17 December 2009

Butterflies flutter by.

So I told Ms. Chris about my blag and she had one pressing etymological question: Where does "butterfly" come from? I had never thought about it, but she had been wondering for years, apparently.

And then I realized, the word for butterfly is vastly different in every language I could think of off the top of my head.

The most likely origin of the English word seems to be

based on the old notion that the insects (or witches disguised as butterflies) consume butter or milk that is left uncovered
although some people also think it is based on the color and consistency of butterfly excrement. This explanation is highly unlikely. Now, I don't know about you, but I had never really looked at butterfly excrement before.


What about in other languages?

Off the top of my head:

Spanish - Mariposa - from "la Santa Maria posa" = "the Virgin Mary alights/rests" ?

French - Papillon - this actually comes from the Latin papilio meaning butterfly. Our English word pavilion comes from the same root... a canopy spread out like wings.

German - Schmetterling - from "Schmetten", an Upper Saxon dialect loan-word first used 16 & 17th C, from Czech "smetana", both meaning "cream", referring to butterflies' proclivity to hover around milkpails, butterchurns, etc. Folk belief had it that the butterflies were really witches out to steal the cream.
Tagfalter is another name for butterfly, perhaps meaning "day-hinge" or "day-folder", and Nachtfalter is a moth.

Italian - Farfalla - This also comes from the Latin. (Eventually I'm going to do a post about how p's became f's and f's became h's. ...later.) This is also the English word for those bow-tie pasta things that look like butterflies.



Notably, a few others:

Norwegian and Yiddish both call it a "summerbird," sommerfugl and zomerfeygele respectively.

Babochka in Russian. This means "butterfly" or "bow tie." Go with me here. Baba or Babka means woman or grandmother.

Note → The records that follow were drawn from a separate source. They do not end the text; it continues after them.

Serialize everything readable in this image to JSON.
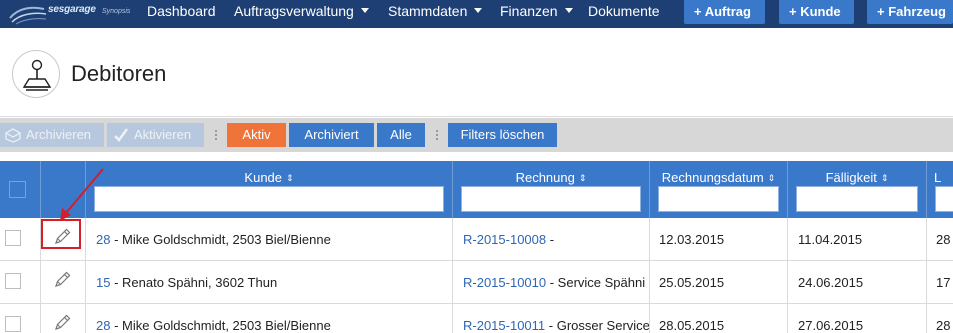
{
  "app": {
    "logo_text": "sesgarage",
    "logo_sub": "Synopsis"
  },
  "nav": {
    "items": [
      {
        "label": "Dashboard"
      },
      {
        "label": "Auftragsverwaltung"
      },
      {
        "label": "Stammdaten"
      },
      {
        "label": "Finanzen"
      },
      {
        "label": "Dokumente"
      }
    ],
    "buttons": [
      {
        "label": "+ Auftrag"
      },
      {
        "label": "+ Kunde"
      },
      {
        "label": "+ Fahrzeug"
      }
    ]
  },
  "page": {
    "title": "Debitoren",
    "icon": "joystick-icon"
  },
  "toolbar": {
    "archive_label": "Archivieren",
    "activate_label": "Aktivieren",
    "filter_active": "Aktiv",
    "filter_archived": "Archiviert",
    "filter_all": "Alle",
    "clear_filters": "Filters löschen"
  },
  "table": {
    "columns": [
      "Kunde",
      "Rechnung",
      "Rechnungsdatum",
      "Fälligkeit",
      "L"
    ],
    "sort_icon": "⇕",
    "rows": [
      {
        "kunde_id": "28",
        "kunde_name": " - Mike Goldschmidt, 2503 Biel/Bienne",
        "rechnung_nr": "R-2015-10008",
        "rechnung_suffix": " -",
        "rechnungsdatum": "12.03.2015",
        "faelligkeit": "11.04.2015",
        "last": "28"
      },
      {
        "kunde_id": "15",
        "kunde_name": " - Renato Spähni, 3602 Thun",
        "rechnung_nr": "R-2015-10010",
        "rechnung_suffix": " - Service Spähni",
        "rechnungsdatum": "25.05.2015",
        "faelligkeit": "24.06.2015",
        "last": "17"
      },
      {
        "kunde_id": "28",
        "kunde_name": " - Mike Goldschmidt, 2503 Biel/Bienne",
        "rechnung_nr": "R-2015-10011",
        "rechnung_suffix": " - Grosser Service",
        "rechnungsdatum": "28.05.2015",
        "faelligkeit": "27.06.2015",
        "last": "28"
      }
    ]
  },
  "colors": {
    "nav_bg": "#1d3f73",
    "accent_blue": "#3a78c9",
    "active_orange": "#f0743a",
    "annotation_red": "#d21f2a",
    "link": "#2f66b3"
  }
}
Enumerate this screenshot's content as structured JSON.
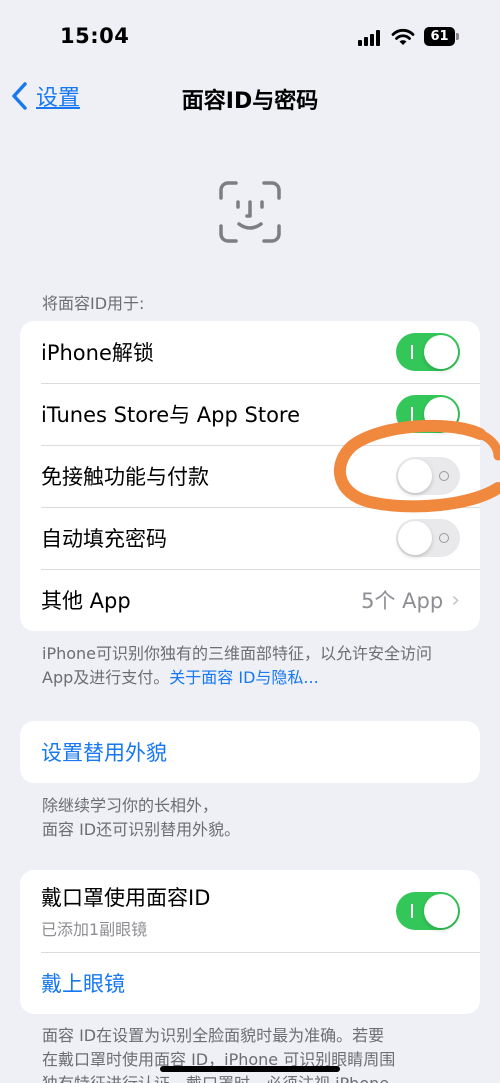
{
  "status_bar": {
    "time": "15:04",
    "battery": "61"
  },
  "nav": {
    "back_label": "设置",
    "title": "面容ID与密码"
  },
  "section1": {
    "header": "将面容ID用于:",
    "rows": [
      {
        "label": "iPhone解锁",
        "toggle": "on"
      },
      {
        "label": "iTunes Store与 App Store",
        "toggle": "on"
      },
      {
        "label": "免接触功能与付款",
        "toggle": "off"
      },
      {
        "label": "自动填充密码",
        "toggle": "off"
      },
      {
        "label": "其他 App",
        "value": "5个 App"
      }
    ],
    "footer": "iPhone可识别你独有的三维面部特征，以允许安全访问 App及进行支付。",
    "footer_link": "关于面容 ID与隐私..."
  },
  "section2": {
    "row_label": "设置替用外貌",
    "footer_line1": "除继续学习你的长相外，",
    "footer_line2": "面容 ID还可识别替用外貌。"
  },
  "section3": {
    "mask_label": "戴口罩使用面容ID",
    "mask_sub": "已添加1副眼镜",
    "mask_toggle": "on",
    "glasses_label": "戴上眼镜",
    "footer_line1": "面容 ID在设置为识别全脸面貌时最为准确。若要",
    "footer_line2": "在戴口罩时使用面容 ID，iPhone 可识别眼睛周围",
    "footer_line3": "独有特征进行认证。戴口罩时，必须注视 iPhone"
  },
  "colors": {
    "accent": "#1778f2",
    "toggle_on": "#33c759",
    "annotation": "#f0883e"
  }
}
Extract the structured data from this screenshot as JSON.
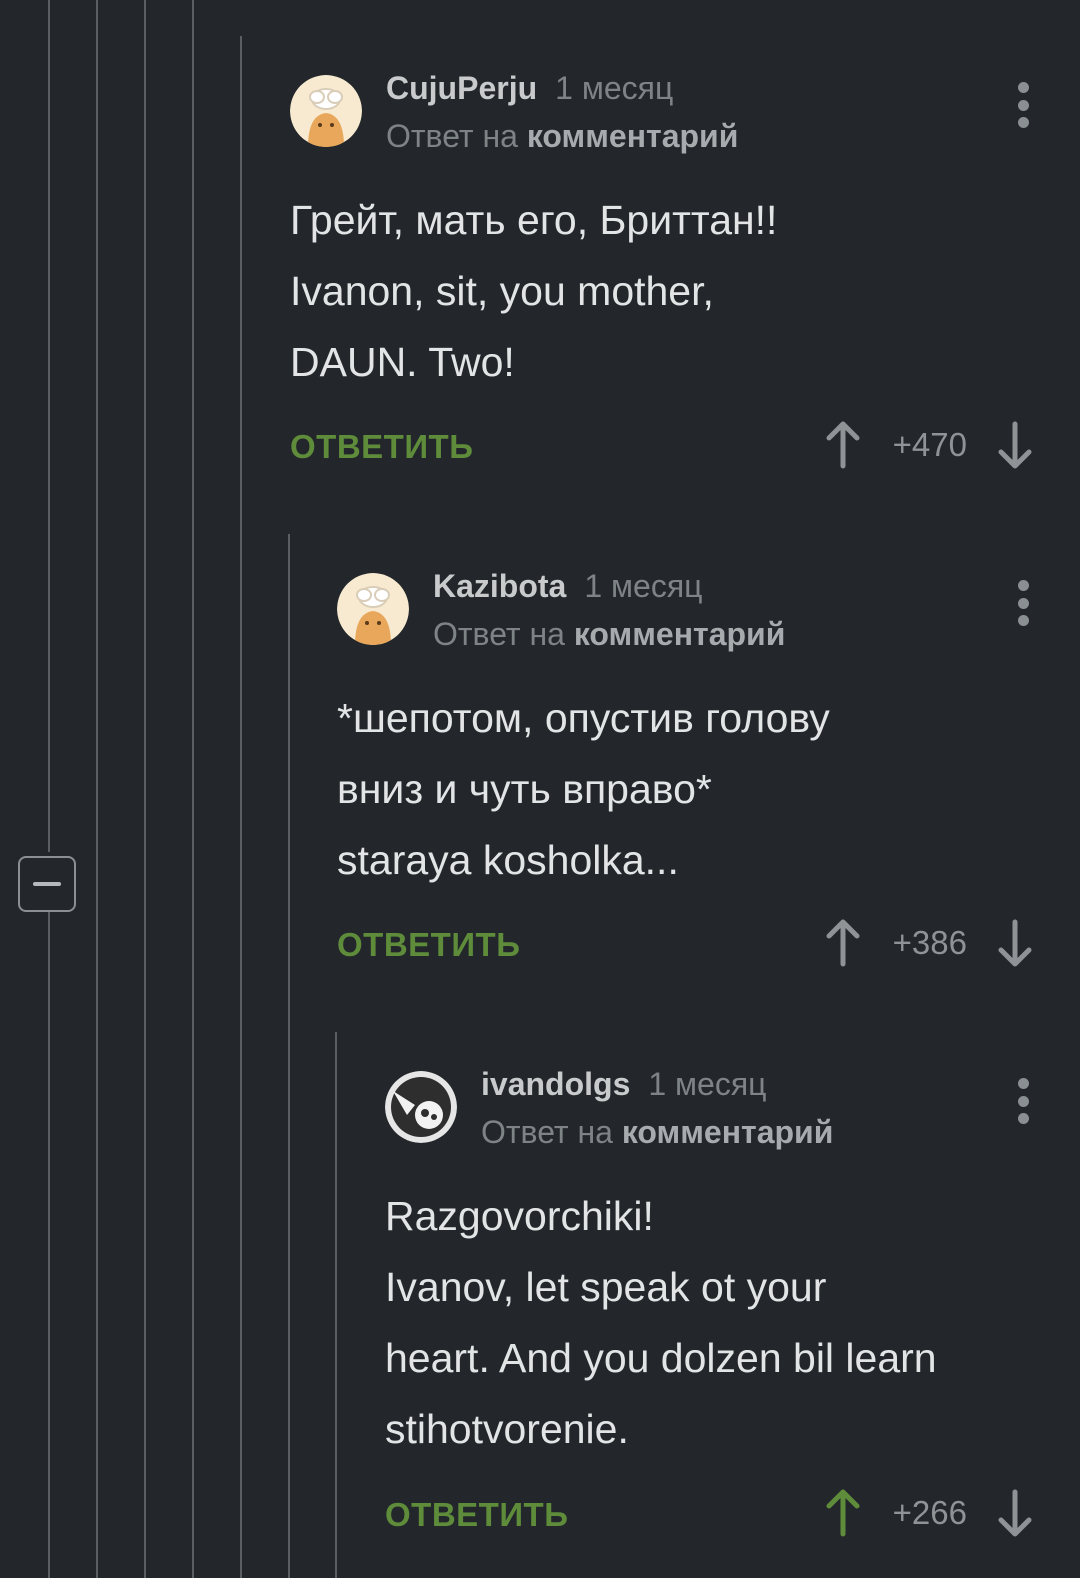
{
  "comments": [
    {
      "username": "CujuPerju",
      "time": "1 месяц",
      "reply_prefix": "Ответ на",
      "reply_target": "комментарий",
      "text": "Грейт, мать его, Бриттан!!\nIvanon, sit, you mother,\nDAUN. Two!",
      "reply_label": "ОТВЕТИТЬ",
      "score": "+470",
      "avatar_icon": "chef-avatar-icon",
      "upvoted": false
    },
    {
      "username": "Kazibota",
      "time": "1 месяц",
      "reply_prefix": "Ответ на",
      "reply_target": "комментарий",
      "text": "*шепотом, опустив голову\nвниз и чуть вправо*\nstaraya kosholka...",
      "reply_label": "ОТВЕТИТЬ",
      "score": "+386",
      "avatar_icon": "chef-avatar-icon",
      "upvoted": false
    },
    {
      "username": "ivandolgs",
      "time": "1 месяц",
      "reply_prefix": "Ответ на",
      "reply_target": "комментарий",
      "text": "Razgovorchiki!\nIvanov, let speak ot your\nheart. And you dolzen bil learn\nstihotvorenie.",
      "reply_label": "ОТВЕТИТЬ",
      "score": "+266",
      "avatar_icon": "ball-avatar-icon",
      "upvoted": true
    }
  ],
  "colors": {
    "background": "#23272b",
    "accent_green": "#5e8c3a",
    "upvote_active": "#5e8c3a",
    "vote_inactive": "#8f9396"
  }
}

Babushka can mean grandmother or grandmother-like-thing, like a grandmother-like-handkercheif, like one that can be tied to the shape of a butterfly, babochka.

1 comment:

gumbosolo said...

I've also read that "butterfly" is a natural inversion of an earlier "flutterby" and that the butter-stealing explanation is a folk etymology.